Yesterday at APSA we met with a group of students here on a program from Norway, and I hope they achieve the level of familiarity we’ve reached in their encounter with India. When they filed into the room we were in they clung together as much as we did in our first week. And while this is a more than an acceptable response to your first day in a new culture, they spoke of their program duration being only 20 something days, and a bulk of it was to be spent traveling together. I’m jumping to conclusions here without any actual evidence but the itinerary they spoke of – and perhaps also the overwhelming prevalence of stereotypical elephant pants – gave me the sense that these student’s might only ever see Bangalore through the lens of a tourist. Henk touched on it yesterday and to reiterate what he said, I don’t yet feel like a local, but for once seeing people more out of place than myself made me realize the value in not just visiting foreign countries but living and working in them.
There’s also something to be said about traveling in large groups and how that affects our experience in new places. Nothing screams tourists louder than simply moving in a group of 6 or more people. Anytime we go anywhere with GCIL, it’s fun to reflect on the experience with peers but the experience itself seems distorted just by the sheer size and make-up of our group. Just the number of restaurant and store managers we’ve met already dwarfs the number or similar encounters I’ve had back home. I suppose it’s obvious that we’re going to be treated differently in a tour group setting than while on our own, but the degree of difference is striking to me. Somehow walking by myself to the family store a block away to buy Oreos feels more authentically Indian than going to a banana leaf restaurant with the class. Traversing Bangalore without the safety net of peers in my limited experiences has led to easier interactions with auto drivers, more in-depth response from strangers when asking for help, and just an overarching feeling of seamlessness. I appreciate the opportunities offered by GCIL to work independently but I also wonder if there’s even more that could be asked of us outside the group setting.

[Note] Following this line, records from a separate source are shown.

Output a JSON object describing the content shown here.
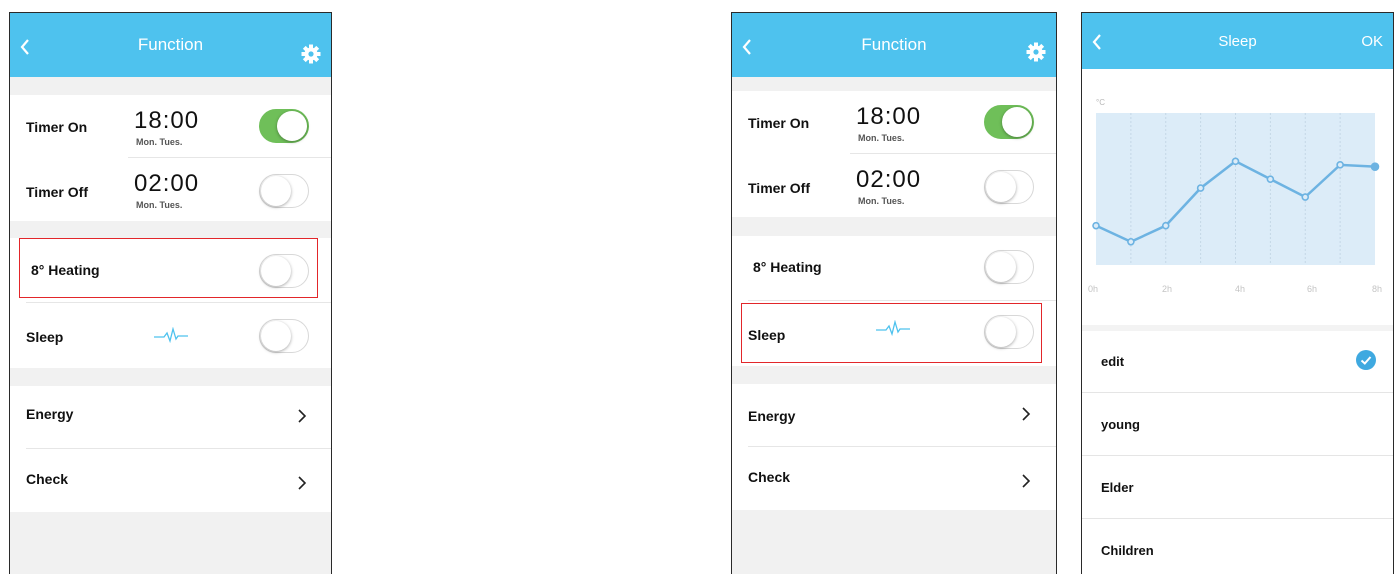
{
  "function_screen": {
    "title": "Function",
    "timer_on": {
      "label": "Timer On",
      "time": "18:00",
      "days": "Mon. Tues.",
      "enabled": true
    },
    "timer_off": {
      "label": "Timer Off",
      "time": "02:00",
      "days": "Mon. Tues.",
      "enabled": false
    },
    "heating": {
      "label": "8° Heating",
      "enabled": false
    },
    "sleep": {
      "label": "Sleep",
      "enabled": false
    },
    "energy": {
      "label": "Energy"
    },
    "check": {
      "label": "Check"
    }
  },
  "sleep_screen": {
    "title": "Sleep",
    "ok_label": "OK",
    "unit_label": "°C",
    "options": [
      {
        "label": "edit",
        "selected": true
      },
      {
        "label": "young",
        "selected": false
      },
      {
        "label": "Elder",
        "selected": false
      },
      {
        "label": "Children",
        "selected": false
      }
    ]
  },
  "chart_data": {
    "type": "line",
    "x": [
      "0h",
      "1h",
      "2h",
      "3h",
      "4h",
      "5h",
      "6h",
      "7h",
      "8h"
    ],
    "tick_labels": [
      "0h",
      "2h",
      "4h",
      "6h",
      "8h"
    ],
    "values": [
      2.2,
      1.3,
      2.2,
      4.3,
      5.8,
      4.8,
      3.8,
      5.6,
      5.5
    ],
    "ylim": [
      0,
      8.5
    ],
    "ylabel": "°C",
    "grid": true
  },
  "colors": {
    "header": "#4ec2ee",
    "toggle_on": "#6fbf59",
    "highlight": "#e2262a",
    "accent": "#3fa9e0"
  }
}
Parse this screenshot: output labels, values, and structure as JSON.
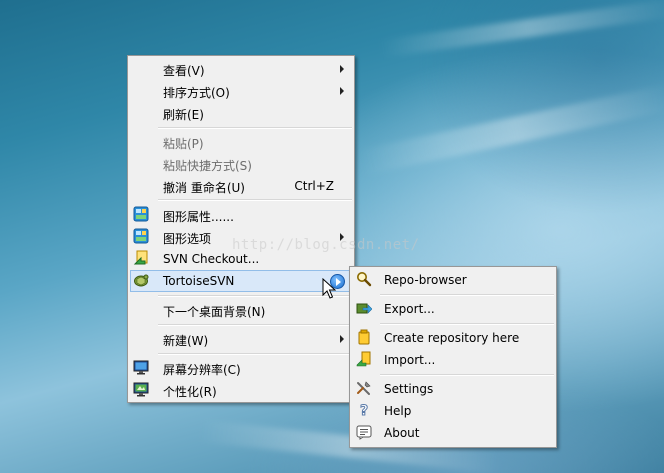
{
  "desktop_menu": {
    "items": [
      {
        "label": "查看(V)"
      },
      {
        "label": "排序方式(O)"
      },
      {
        "label": "刷新(E)"
      },
      {
        "label": "粘贴(P)"
      },
      {
        "label": "粘贴快捷方式(S)"
      },
      {
        "label": "撤消 重命名(U)",
        "shortcut": "Ctrl+Z"
      },
      {
        "label": "图形属性......"
      },
      {
        "label": "图形选项"
      },
      {
        "label": "SVN Checkout..."
      },
      {
        "label": "TortoiseSVN"
      },
      {
        "label": "下一个桌面背景(N)"
      },
      {
        "label": "新建(W)"
      },
      {
        "label": "屏幕分辨率(C)"
      },
      {
        "label": "个性化(R)"
      }
    ]
  },
  "tortoise_submenu": {
    "items": [
      {
        "label": "Repo-browser"
      },
      {
        "label": "Export..."
      },
      {
        "label": "Create repository here"
      },
      {
        "label": "Import..."
      },
      {
        "label": "Settings"
      },
      {
        "label": "Help"
      },
      {
        "label": "About"
      }
    ]
  },
  "watermark": "http://blog.csdn.net/",
  "colors": {
    "menu_bg": "#f0f0f0",
    "highlight_bg": "#d9e8f9",
    "highlight_border": "#92bde8",
    "disabled_text": "#6d6d6d"
  }
}
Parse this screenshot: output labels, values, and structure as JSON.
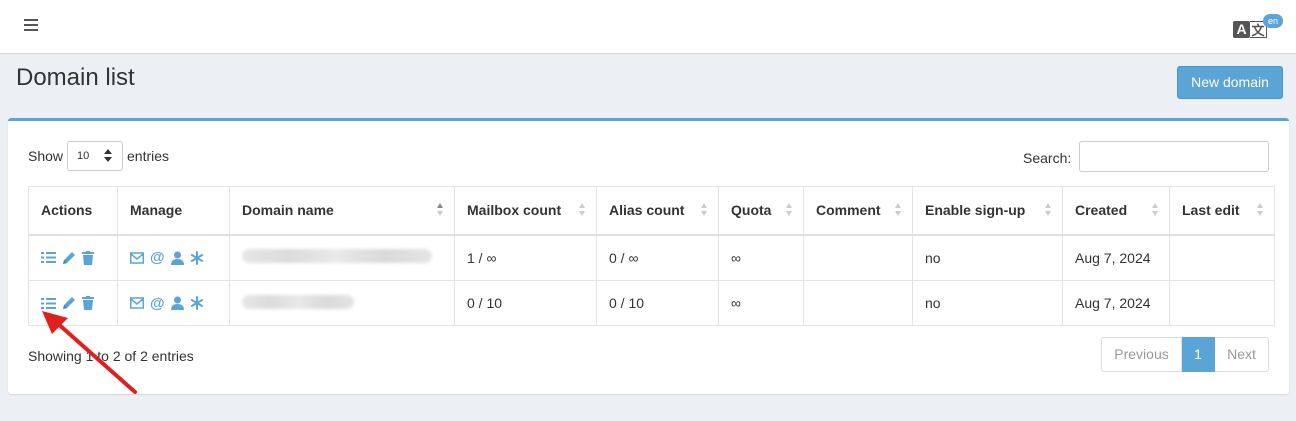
{
  "header": {
    "menu_icon": "hamburger-icon",
    "lang_icon": "translate-icon",
    "lang_a": "A",
    "lang_b": "文",
    "lang_badge": "en"
  },
  "page": {
    "title": "Domain list",
    "new_button": "New domain"
  },
  "controls": {
    "show_label": "Show",
    "entries_value": "10",
    "entries_label": "entries",
    "search_label": "Search:",
    "search_value": ""
  },
  "table": {
    "columns": [
      "Actions",
      "Manage",
      "Domain name",
      "Mailbox count",
      "Alias count",
      "Quota",
      "Comment",
      "Enable sign-up",
      "Created",
      "Last edit"
    ],
    "sorted_column": "Domain name",
    "action_icons": [
      "list-icon",
      "pencil-icon",
      "trash-icon"
    ],
    "manage_icons": [
      "envelope-icon",
      "at-icon",
      "user-icon",
      "asterisk-icon"
    ],
    "rows": [
      {
        "mailbox_count": "1 / ∞",
        "alias_count": "0 / ∞",
        "quota": "∞",
        "comment": "",
        "enable_signup": "no",
        "created": "Aug 7, 2024",
        "last_edit": ""
      },
      {
        "mailbox_count": "0 / 10",
        "alias_count": "0 / 10",
        "quota": "∞",
        "comment": "",
        "enable_signup": "no",
        "created": "Aug 7, 2024",
        "last_edit": ""
      }
    ]
  },
  "footer": {
    "showing_text": "Showing 1 to 2 of 2 entries",
    "prev_label": "Previous",
    "page_number": "1",
    "next_label": "Next"
  },
  "colors": {
    "accent": "#5ba4d6",
    "arrow": "#e01f1f"
  }
}
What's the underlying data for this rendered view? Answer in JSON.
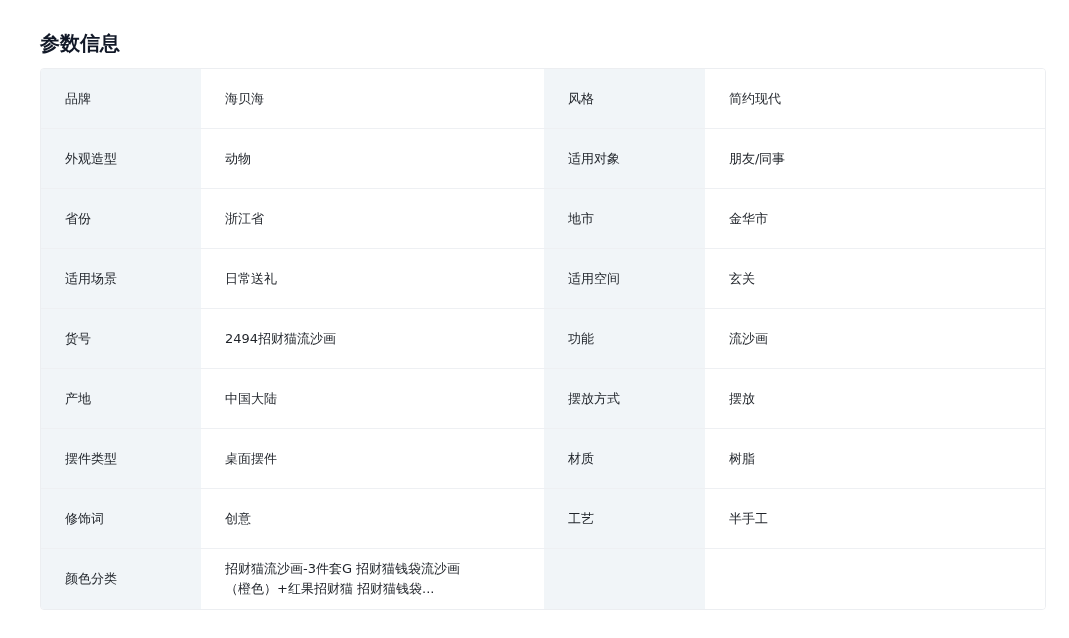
{
  "title": "参数信息",
  "params": [
    {
      "label": "品牌",
      "value": "海贝海"
    },
    {
      "label": "风格",
      "value": "简约现代"
    },
    {
      "label": "外观造型",
      "value": "动物"
    },
    {
      "label": "适用对象",
      "value": "朋友/同事"
    },
    {
      "label": "省份",
      "value": "浙江省"
    },
    {
      "label": "地市",
      "value": "金华市"
    },
    {
      "label": "适用场景",
      "value": "日常送礼"
    },
    {
      "label": "适用空间",
      "value": "玄关"
    },
    {
      "label": "货号",
      "value": "2494招财猫流沙画"
    },
    {
      "label": "功能",
      "value": "流沙画"
    },
    {
      "label": "产地",
      "value": "中国大陆"
    },
    {
      "label": "摆放方式",
      "value": "摆放"
    },
    {
      "label": "摆件类型",
      "value": "桌面摆件"
    },
    {
      "label": "材质",
      "value": "树脂"
    },
    {
      "label": "修饰词",
      "value": "创意"
    },
    {
      "label": "工艺",
      "value": "半手工"
    },
    {
      "label": "颜色分类",
      "value": "招财猫流沙画-3件套G 招财猫钱袋流沙画（橙色）+红果招财猫 招财猫钱袋..."
    }
  ]
}
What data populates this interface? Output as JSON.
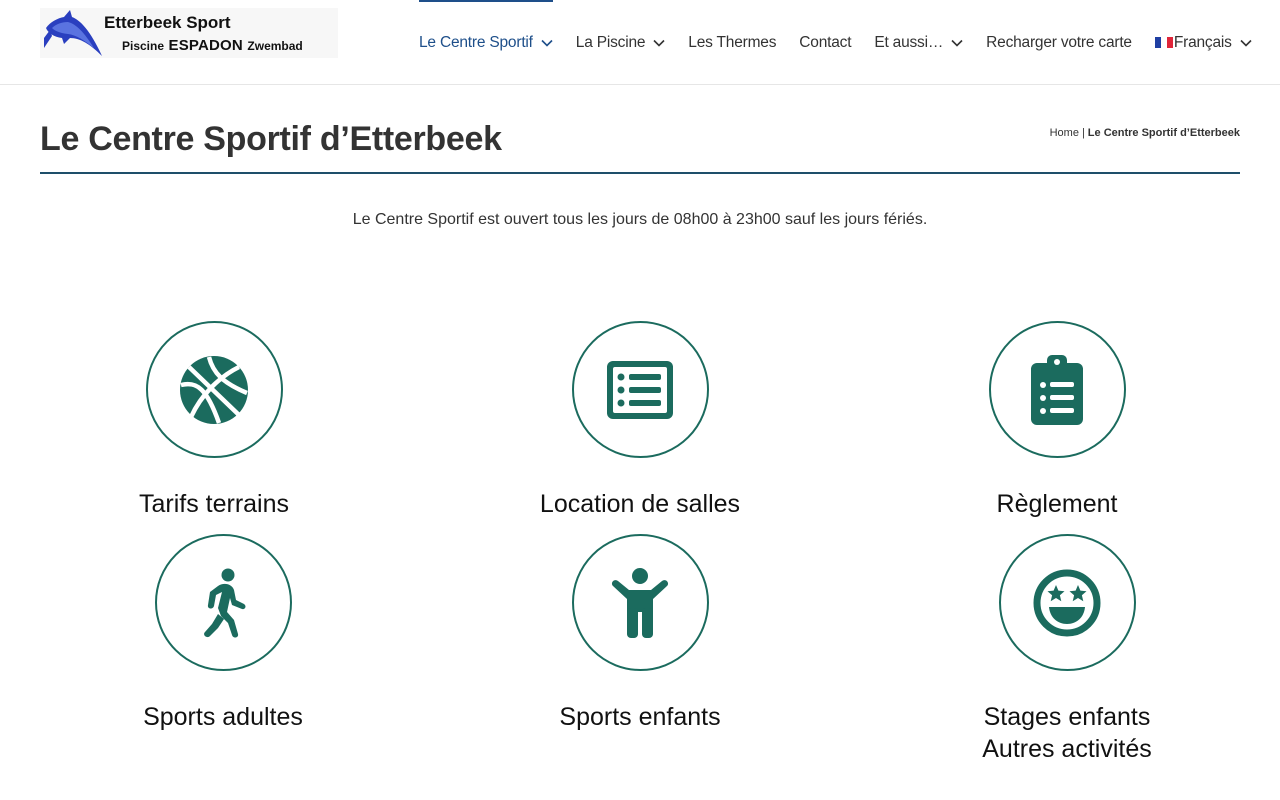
{
  "logo": {
    "title": "Etterbeek Sport",
    "sub_small_left": "Piscine",
    "sub_big": "ESPADON",
    "sub_small_right": "Zwembad"
  },
  "nav": {
    "items": [
      {
        "label": "Le Centre Sportif",
        "has_dropdown": true,
        "active": true
      },
      {
        "label": "La Piscine",
        "has_dropdown": true,
        "active": false
      },
      {
        "label": "Les Thermes",
        "has_dropdown": false,
        "active": false
      },
      {
        "label": "Contact",
        "has_dropdown": false,
        "active": false
      },
      {
        "label": "Et aussi…",
        "has_dropdown": true,
        "active": false
      },
      {
        "label": "Recharger votre carte",
        "has_dropdown": false,
        "active": false
      },
      {
        "label": "Français",
        "has_dropdown": true,
        "active": false,
        "icon": "france-flag-icon"
      }
    ]
  },
  "page": {
    "title": "Le Centre Sportif d’Etterbeek",
    "breadcrumb": {
      "home": "Home",
      "separator": "|",
      "current": "Le Centre Sportif d’Etterbeek"
    },
    "intro": "Le Centre Sportif est ouvert tous les jours de 08h00 à 23h00 sauf les jours fériés."
  },
  "tiles": [
    {
      "label": "Tarifs terrains",
      "icon": "basketball-icon"
    },
    {
      "label": "Location de salles",
      "icon": "list-icon"
    },
    {
      "label": "Règlement",
      "icon": "clipboard-list-icon"
    },
    {
      "label": "Sports adultes",
      "icon": "walking-person-icon"
    },
    {
      "label": "Sports enfants",
      "icon": "child-icon"
    },
    {
      "label": "Stages enfants",
      "label_line2": "Autres activités",
      "icon": "star-eyes-smile-icon"
    }
  ],
  "colors": {
    "accent": "#1e4f8a",
    "icon": "#1b6b5e",
    "title_rule": "#1e4f6a"
  }
}
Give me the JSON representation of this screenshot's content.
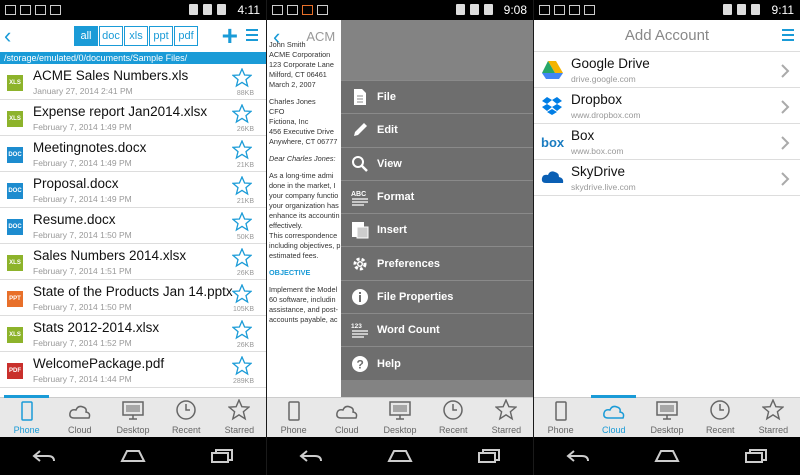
{
  "panel1": {
    "status": {
      "time": "4:11"
    },
    "filters": [
      "all",
      "doc",
      "xls",
      "ppt",
      "pdf"
    ],
    "path": "/storage/emulated/0/documents/Sample Files/",
    "files": [
      {
        "name": "ACME Sales Numbers.xls",
        "date": "January 27, 2014 2:41 PM",
        "size": "88KB",
        "type": "XLS",
        "color": "#8db32b"
      },
      {
        "name": "Expense report Jan2014.xlsx",
        "date": "February 7, 2014 1:49 PM",
        "size": "26KB",
        "type": "XLS",
        "color": "#8db32b"
      },
      {
        "name": "Meetingnotes.docx",
        "date": "February 7, 2014 1:49 PM",
        "size": "21KB",
        "type": "DOC",
        "color": "#1d8ccf"
      },
      {
        "name": "Proposal.docx",
        "date": "February 7, 2014 1:49 PM",
        "size": "21KB",
        "type": "DOC",
        "color": "#1d8ccf"
      },
      {
        "name": "Resume.docx",
        "date": "February 7, 2014 1:50 PM",
        "size": "50KB",
        "type": "DOC",
        "color": "#1d8ccf"
      },
      {
        "name": "Sales Numbers 2014.xlsx",
        "date": "February 7, 2014 1:51 PM",
        "size": "26KB",
        "type": "XLS",
        "color": "#8db32b"
      },
      {
        "name": "State of the Products Jan 14.pptx",
        "date": "February 7, 2014 1:50 PM",
        "size": "105KB",
        "type": "PPT",
        "color": "#e8702a"
      },
      {
        "name": "Stats 2012-2014.xlsx",
        "date": "February 7, 2014 1:52 PM",
        "size": "26KB",
        "type": "XLS",
        "color": "#8db32b"
      },
      {
        "name": "WelcomePackage.pdf",
        "date": "February 7, 2014 1:44 PM",
        "size": "289KB",
        "type": "PDF",
        "color": "#c9302c"
      }
    ],
    "tabs": [
      {
        "label": "Phone",
        "icon": "phone-icon"
      },
      {
        "label": "Cloud",
        "icon": "cloud-icon"
      },
      {
        "label": "Desktop",
        "icon": "desktop-icon"
      },
      {
        "label": "Recent",
        "icon": "clock-icon"
      },
      {
        "label": "Starred",
        "icon": "star-icon"
      }
    ]
  },
  "panel2": {
    "status": {
      "time": "9:08"
    },
    "doc_title": "ACM",
    "doc_lines": [
      "John Smith",
      "ACME Corporation",
      "123 Corporate Lane",
      "Milford, CT 06461",
      "March 2, 2007",
      "Charles Jones",
      "CFO",
      "Fictiona, Inc",
      "456 Executive Drive",
      "Anywhere, CT 06777",
      "Dear Charles Jones:",
      "As a long-time admi",
      "done in the market, I",
      "your company functio",
      "your organization has",
      "enhance its accountin",
      "effectively.",
      "This correspondence",
      "including objectives, p",
      "estimated fees.",
      "OBJECTIVE",
      "Implement the Model",
      "60 software, includin",
      "assistance, and post-",
      "accounts payable, ac"
    ],
    "menu": [
      {
        "label": "File",
        "icon": "file-icon"
      },
      {
        "label": "Edit",
        "icon": "pencil-icon"
      },
      {
        "label": "View",
        "icon": "magnifier-icon"
      },
      {
        "label": "Format",
        "icon": "format-icon"
      },
      {
        "label": "Insert",
        "icon": "insert-icon"
      },
      {
        "label": "Preferences",
        "icon": "gear-icon"
      },
      {
        "label": "File Properties",
        "icon": "info-icon"
      },
      {
        "label": "Word Count",
        "icon": "word-count-icon"
      },
      {
        "label": "Help",
        "icon": "help-icon"
      }
    ]
  },
  "panel3": {
    "status": {
      "time": "9:11"
    },
    "title": "Add Account",
    "accounts": [
      {
        "name": "Google Drive",
        "url": "drive.google.com",
        "icon": "google-drive-icon"
      },
      {
        "name": "Dropbox",
        "url": "www.dropbox.com",
        "icon": "dropbox-icon"
      },
      {
        "name": "Box",
        "url": "www.box.com",
        "icon": "box-icon"
      },
      {
        "name": "SkyDrive",
        "url": "skydrive.live.com",
        "icon": "skydrive-icon"
      }
    ]
  }
}
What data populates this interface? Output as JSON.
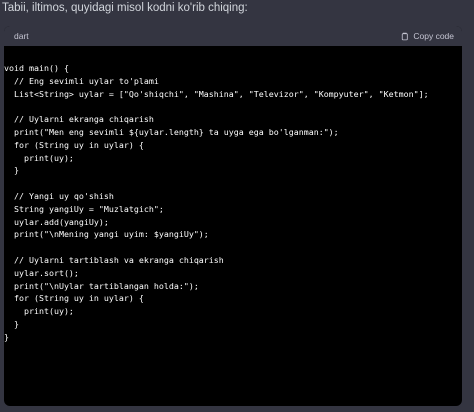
{
  "message": {
    "intro": "Tabii, iltimos, quyidagi misol kodni ko'rib chiqing:"
  },
  "code_block": {
    "language": "dart",
    "copy_label": "Copy code",
    "copy_icon": "clipboard-icon",
    "lines": [
      "void main() {",
      "  // Eng sevimli uylar to'plami",
      "  List<String> uylar = [\"Qo'shiqchi\", \"Mashina\", \"Televizor\", \"Kompyuter\", \"Ketmon\"];",
      "",
      "  // Uylarni ekranga chiqarish",
      "  print(\"Men eng sevimli ${uylar.length} ta uyga ega bo'lganman:\");",
      "  for (String uy in uylar) {",
      "    print(uy);",
      "  }",
      "",
      "  // Yangi uy qo'shish",
      "  String yangiUy = \"Muzlatgich\";",
      "  uylar.add(yangiUy);",
      "  print(\"\\nMening yangi uyim: $yangiUy\");",
      "",
      "  // Uylarni tartiblash va ekranga chiqarish",
      "  uylar.sort();",
      "  print(\"\\nUylar tartiblangan holda:\");",
      "  for (String uy in uylar) {",
      "    print(uy);",
      "  }",
      "}"
    ]
  }
}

Regardless, this trip has opened my eyes in more ways than one and continues to impress me. If everything goes according to plan, I’ll be back in a foreign country in no time.
Hopefully one with similarly priced food and similarly lacking in punctuality.